─── Records shown

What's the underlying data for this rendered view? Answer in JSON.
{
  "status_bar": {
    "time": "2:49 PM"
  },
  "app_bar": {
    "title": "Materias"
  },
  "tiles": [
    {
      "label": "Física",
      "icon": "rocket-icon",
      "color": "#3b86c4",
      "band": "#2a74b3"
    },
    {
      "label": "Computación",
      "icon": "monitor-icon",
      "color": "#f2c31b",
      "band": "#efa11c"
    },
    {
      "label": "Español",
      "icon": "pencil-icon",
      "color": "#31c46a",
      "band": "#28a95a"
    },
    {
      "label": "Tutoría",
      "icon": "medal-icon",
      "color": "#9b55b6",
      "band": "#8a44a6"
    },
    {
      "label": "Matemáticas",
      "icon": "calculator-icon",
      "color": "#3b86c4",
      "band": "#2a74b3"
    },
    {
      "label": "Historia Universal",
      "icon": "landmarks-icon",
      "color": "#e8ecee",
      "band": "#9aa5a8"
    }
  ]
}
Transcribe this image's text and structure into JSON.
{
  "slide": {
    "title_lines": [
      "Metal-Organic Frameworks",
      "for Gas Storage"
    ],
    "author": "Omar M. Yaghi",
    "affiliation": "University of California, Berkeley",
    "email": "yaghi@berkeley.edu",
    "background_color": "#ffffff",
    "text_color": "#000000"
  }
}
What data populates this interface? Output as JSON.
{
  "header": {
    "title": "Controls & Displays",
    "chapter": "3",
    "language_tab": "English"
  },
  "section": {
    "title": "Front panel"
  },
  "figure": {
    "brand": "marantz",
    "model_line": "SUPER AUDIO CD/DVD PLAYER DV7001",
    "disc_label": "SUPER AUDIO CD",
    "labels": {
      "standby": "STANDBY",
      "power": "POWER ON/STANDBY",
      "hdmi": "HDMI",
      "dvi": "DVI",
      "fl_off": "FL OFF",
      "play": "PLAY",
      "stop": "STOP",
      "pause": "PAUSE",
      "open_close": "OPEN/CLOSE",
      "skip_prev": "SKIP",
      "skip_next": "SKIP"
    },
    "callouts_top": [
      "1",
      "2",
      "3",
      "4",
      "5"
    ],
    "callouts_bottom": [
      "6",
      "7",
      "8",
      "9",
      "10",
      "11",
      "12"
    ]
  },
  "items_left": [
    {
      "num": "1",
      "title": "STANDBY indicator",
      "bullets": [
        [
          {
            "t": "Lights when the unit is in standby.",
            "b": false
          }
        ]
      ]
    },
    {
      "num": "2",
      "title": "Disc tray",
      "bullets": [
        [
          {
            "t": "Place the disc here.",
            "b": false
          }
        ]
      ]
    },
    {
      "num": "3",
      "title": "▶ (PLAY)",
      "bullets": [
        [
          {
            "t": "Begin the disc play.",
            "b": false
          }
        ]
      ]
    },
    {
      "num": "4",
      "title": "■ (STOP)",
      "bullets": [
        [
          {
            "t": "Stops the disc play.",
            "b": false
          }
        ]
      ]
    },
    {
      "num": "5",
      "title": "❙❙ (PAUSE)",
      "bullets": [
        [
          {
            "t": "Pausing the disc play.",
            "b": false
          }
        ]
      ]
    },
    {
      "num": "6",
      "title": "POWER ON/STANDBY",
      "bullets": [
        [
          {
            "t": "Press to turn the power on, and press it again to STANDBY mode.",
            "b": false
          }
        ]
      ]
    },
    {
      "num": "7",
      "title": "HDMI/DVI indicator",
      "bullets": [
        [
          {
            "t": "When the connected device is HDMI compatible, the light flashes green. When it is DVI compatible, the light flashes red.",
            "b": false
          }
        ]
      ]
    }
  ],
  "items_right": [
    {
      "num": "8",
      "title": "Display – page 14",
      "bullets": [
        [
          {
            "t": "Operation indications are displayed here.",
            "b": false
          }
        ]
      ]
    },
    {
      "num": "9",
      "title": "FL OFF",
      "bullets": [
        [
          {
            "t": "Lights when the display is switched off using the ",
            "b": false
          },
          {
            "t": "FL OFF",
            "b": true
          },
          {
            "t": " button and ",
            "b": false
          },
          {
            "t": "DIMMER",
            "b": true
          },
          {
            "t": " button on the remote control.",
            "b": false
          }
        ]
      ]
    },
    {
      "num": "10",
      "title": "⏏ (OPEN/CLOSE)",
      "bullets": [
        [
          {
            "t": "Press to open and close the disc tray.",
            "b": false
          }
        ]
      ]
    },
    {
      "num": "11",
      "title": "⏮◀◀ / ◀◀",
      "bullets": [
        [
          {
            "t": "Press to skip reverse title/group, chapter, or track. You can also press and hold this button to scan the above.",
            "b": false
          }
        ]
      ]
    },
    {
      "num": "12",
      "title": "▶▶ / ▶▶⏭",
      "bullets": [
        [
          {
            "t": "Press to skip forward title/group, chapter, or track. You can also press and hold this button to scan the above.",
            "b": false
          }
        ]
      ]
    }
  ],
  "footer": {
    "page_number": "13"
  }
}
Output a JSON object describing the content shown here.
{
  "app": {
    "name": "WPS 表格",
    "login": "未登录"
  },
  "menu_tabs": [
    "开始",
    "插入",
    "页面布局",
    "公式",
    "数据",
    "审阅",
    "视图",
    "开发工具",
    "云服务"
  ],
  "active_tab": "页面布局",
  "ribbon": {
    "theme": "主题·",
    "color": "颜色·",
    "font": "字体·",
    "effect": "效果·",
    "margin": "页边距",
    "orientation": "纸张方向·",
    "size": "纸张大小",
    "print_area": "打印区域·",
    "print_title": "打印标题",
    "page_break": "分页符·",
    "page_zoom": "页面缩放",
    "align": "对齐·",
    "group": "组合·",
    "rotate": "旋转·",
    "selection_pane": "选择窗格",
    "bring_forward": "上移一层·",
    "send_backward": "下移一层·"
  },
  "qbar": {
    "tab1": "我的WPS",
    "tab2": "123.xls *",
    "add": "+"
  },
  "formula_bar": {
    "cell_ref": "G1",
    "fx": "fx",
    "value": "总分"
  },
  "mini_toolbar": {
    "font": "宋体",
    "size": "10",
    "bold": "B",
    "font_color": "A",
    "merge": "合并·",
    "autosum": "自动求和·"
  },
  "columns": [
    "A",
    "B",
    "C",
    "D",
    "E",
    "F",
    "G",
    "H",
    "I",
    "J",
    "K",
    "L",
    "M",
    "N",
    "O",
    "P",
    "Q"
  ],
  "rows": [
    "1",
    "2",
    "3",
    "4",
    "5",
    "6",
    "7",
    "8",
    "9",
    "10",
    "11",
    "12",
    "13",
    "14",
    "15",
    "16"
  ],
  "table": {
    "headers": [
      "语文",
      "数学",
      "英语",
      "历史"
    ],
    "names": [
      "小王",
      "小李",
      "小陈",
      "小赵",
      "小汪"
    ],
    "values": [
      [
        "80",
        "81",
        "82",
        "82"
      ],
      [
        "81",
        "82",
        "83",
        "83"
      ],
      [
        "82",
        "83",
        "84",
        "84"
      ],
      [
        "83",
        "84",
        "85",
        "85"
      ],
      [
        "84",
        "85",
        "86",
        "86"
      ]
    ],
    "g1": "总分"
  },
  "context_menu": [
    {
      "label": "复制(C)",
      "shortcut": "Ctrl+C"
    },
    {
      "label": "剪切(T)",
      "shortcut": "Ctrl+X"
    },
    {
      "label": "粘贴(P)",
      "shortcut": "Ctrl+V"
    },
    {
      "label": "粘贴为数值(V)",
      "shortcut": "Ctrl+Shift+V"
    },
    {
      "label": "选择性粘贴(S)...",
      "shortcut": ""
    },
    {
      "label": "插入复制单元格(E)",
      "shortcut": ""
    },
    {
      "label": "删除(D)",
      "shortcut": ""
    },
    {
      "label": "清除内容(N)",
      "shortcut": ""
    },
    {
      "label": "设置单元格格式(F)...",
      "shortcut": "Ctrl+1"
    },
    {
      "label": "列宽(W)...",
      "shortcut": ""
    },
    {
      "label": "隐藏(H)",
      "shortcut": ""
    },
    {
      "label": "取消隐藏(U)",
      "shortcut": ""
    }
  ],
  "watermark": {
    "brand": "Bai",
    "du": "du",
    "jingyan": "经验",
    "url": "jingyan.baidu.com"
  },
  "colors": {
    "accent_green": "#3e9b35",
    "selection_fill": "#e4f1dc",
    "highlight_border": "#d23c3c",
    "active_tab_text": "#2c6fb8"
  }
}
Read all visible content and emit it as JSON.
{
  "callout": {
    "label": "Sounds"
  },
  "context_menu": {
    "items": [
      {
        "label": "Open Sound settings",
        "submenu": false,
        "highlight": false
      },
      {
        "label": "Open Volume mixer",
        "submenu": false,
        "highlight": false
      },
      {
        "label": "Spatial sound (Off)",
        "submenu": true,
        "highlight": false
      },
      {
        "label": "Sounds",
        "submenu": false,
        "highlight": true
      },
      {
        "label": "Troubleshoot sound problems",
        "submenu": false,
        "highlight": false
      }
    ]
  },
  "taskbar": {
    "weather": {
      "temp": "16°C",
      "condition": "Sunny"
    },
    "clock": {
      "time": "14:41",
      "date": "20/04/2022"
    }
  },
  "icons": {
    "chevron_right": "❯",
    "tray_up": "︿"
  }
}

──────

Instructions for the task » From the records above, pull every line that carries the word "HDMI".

The completed task »
      "hdmi": "HDMI",
      "title": "HDMI/DVI indicator",
            "t": "When the connected device is HDMI compatible, the light flashes green. When it is DVI compatible, the light flashes red.",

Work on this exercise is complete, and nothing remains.